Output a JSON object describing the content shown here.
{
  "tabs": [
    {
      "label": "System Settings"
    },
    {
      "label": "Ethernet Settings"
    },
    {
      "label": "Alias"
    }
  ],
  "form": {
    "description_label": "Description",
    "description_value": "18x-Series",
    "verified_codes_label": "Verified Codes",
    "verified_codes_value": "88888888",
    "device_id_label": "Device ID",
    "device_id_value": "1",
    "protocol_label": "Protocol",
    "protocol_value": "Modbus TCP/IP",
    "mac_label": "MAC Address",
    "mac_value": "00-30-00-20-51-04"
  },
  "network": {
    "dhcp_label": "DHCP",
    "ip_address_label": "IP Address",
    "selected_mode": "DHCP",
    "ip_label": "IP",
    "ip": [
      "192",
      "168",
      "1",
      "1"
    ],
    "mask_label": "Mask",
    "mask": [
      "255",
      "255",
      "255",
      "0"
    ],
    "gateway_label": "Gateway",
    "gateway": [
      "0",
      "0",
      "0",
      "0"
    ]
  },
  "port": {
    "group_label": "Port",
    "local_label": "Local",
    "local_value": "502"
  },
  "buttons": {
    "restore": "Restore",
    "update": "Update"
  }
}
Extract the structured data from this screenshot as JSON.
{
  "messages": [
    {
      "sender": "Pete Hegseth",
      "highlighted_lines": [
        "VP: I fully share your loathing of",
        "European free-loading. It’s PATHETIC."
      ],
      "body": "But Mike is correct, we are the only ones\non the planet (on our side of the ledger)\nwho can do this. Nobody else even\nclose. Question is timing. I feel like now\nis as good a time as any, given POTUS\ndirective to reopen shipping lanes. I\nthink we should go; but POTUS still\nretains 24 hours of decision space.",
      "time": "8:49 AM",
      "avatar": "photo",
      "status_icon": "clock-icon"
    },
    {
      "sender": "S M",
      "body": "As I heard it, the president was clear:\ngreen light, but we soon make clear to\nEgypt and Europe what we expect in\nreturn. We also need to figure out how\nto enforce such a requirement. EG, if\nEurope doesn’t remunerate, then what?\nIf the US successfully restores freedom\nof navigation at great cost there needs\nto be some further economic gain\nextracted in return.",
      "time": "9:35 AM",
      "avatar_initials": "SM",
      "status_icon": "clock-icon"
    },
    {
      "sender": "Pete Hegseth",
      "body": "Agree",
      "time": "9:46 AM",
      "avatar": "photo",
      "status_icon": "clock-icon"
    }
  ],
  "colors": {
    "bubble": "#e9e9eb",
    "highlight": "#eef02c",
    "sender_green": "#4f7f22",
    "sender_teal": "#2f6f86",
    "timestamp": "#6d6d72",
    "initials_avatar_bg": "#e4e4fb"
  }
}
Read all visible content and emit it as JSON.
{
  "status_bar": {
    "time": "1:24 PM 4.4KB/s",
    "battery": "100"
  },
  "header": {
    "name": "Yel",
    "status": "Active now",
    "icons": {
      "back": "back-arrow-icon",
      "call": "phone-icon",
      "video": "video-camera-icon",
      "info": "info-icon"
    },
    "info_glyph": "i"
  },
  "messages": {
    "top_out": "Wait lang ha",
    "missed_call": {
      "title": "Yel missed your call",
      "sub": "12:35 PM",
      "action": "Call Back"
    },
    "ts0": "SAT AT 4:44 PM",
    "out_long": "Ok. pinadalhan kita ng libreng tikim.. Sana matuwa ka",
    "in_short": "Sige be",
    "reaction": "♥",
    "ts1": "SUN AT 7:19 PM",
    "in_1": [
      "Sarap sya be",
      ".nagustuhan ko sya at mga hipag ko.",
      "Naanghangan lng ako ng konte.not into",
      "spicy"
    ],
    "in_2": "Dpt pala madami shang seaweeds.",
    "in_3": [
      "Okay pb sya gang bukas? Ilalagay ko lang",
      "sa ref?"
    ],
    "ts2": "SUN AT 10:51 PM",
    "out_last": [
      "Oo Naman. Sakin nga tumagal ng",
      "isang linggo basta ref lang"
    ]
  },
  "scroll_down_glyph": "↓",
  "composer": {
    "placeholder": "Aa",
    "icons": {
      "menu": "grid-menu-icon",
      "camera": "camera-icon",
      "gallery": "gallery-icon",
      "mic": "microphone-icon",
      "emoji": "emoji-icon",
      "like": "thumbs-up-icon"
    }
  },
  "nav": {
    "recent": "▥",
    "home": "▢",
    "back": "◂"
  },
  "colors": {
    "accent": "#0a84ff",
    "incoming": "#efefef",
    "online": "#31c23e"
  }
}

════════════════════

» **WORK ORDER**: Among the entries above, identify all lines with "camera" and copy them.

» **EXERCISE RESPONSE**:
      "video": "video-camera-icon",
      "camera": "camera-icon",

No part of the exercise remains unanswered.